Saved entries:
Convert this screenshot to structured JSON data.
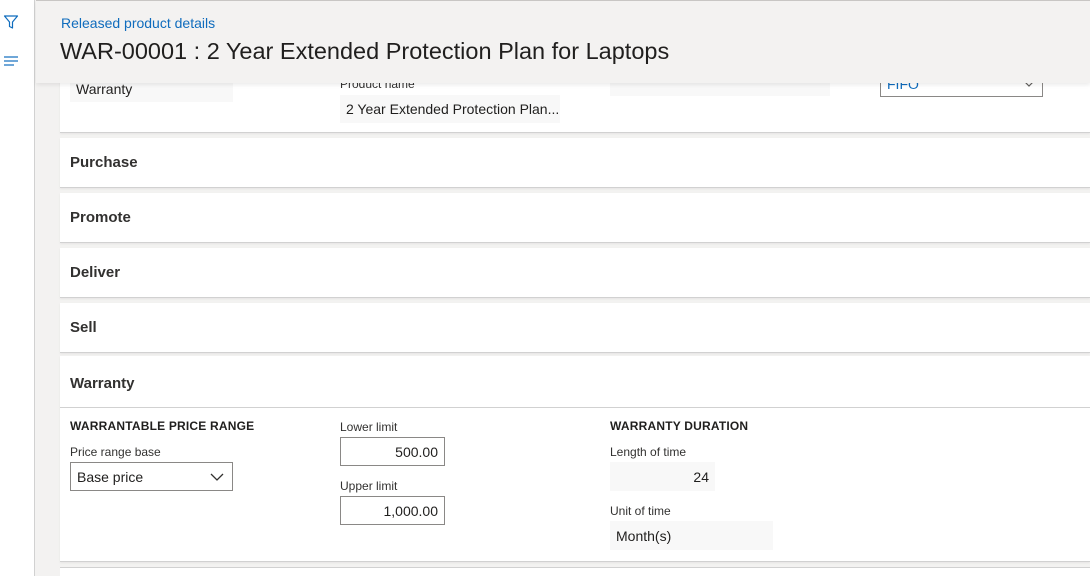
{
  "header": {
    "breadcrumb": "Released product details",
    "title": "WAR-00001 : 2 Year Extended Protection Plan for Laptops"
  },
  "general": {
    "product_type_value": "Warranty",
    "product_name_label": "Product name",
    "product_name_value": "2 Year Extended Protection Plan...",
    "model_group_value": "FIFO"
  },
  "sections": {
    "purchase": "Purchase",
    "promote": "Promote",
    "deliver": "Deliver",
    "sell": "Sell",
    "warranty": "Warranty"
  },
  "warranty": {
    "price_range_group": "WARRANTABLE PRICE RANGE",
    "price_range_base_label": "Price range base",
    "price_range_base_value": "Base price",
    "lower_limit_label": "Lower limit",
    "lower_limit_value": "500.00",
    "upper_limit_label": "Upper limit",
    "upper_limit_value": "1,000.00",
    "duration_group": "WARRANTY DURATION",
    "length_label": "Length of time",
    "length_value": "24",
    "unit_label": "Unit of time",
    "unit_value": "Month(s)"
  },
  "icons": {
    "filter": "filter-icon",
    "menu": "menu-lines-icon",
    "chevron": "chevron-down-icon"
  },
  "colors": {
    "link": "#0f6cbd",
    "accent": "#0078d4"
  }
}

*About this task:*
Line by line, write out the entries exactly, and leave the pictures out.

*Response below:*
Convert this screenshot to structured JSON data.
{
  "header": {
    "breadcrumb": "Released product details",
    "title": "WAR-00001 : 2 Year Extended Protection Plan for Laptops"
  },
  "general": {
    "product_type_value": "Warranty",
    "product_name_label": "Product name",
    "product_name_value": "2 Year Extended Protection Plan...",
    "model_group_value": "FIFO"
  },
  "sections": {
    "purchase": "Purchase",
    "promote": "Promote",
    "deliver": "Deliver",
    "sell": "Sell",
    "warranty": "Warranty"
  },
  "warranty": {
    "price_range_group": "WARRANTABLE PRICE RANGE",
    "price_range_base_label": "Price range base",
    "price_range_base_value": "Base price",
    "lower_limit_label": "Lower limit",
    "lower_limit_value": "500.00",
    "upper_limit_label": "Upper limit",
    "upper_limit_value": "1,000.00",
    "duration_group": "WARRANTY DURATION",
    "length_label": "Length of time",
    "length_value": "24",
    "unit_label": "Unit of time",
    "unit_value": "Month(s)"
  },
  "icons": {
    "filter": "filter-icon",
    "menu": "menu-lines-icon",
    "chevron": "chevron-down-icon"
  },
  "colors": {
    "link": "#0f6cbd",
    "accent": "#0078d4"
  }
}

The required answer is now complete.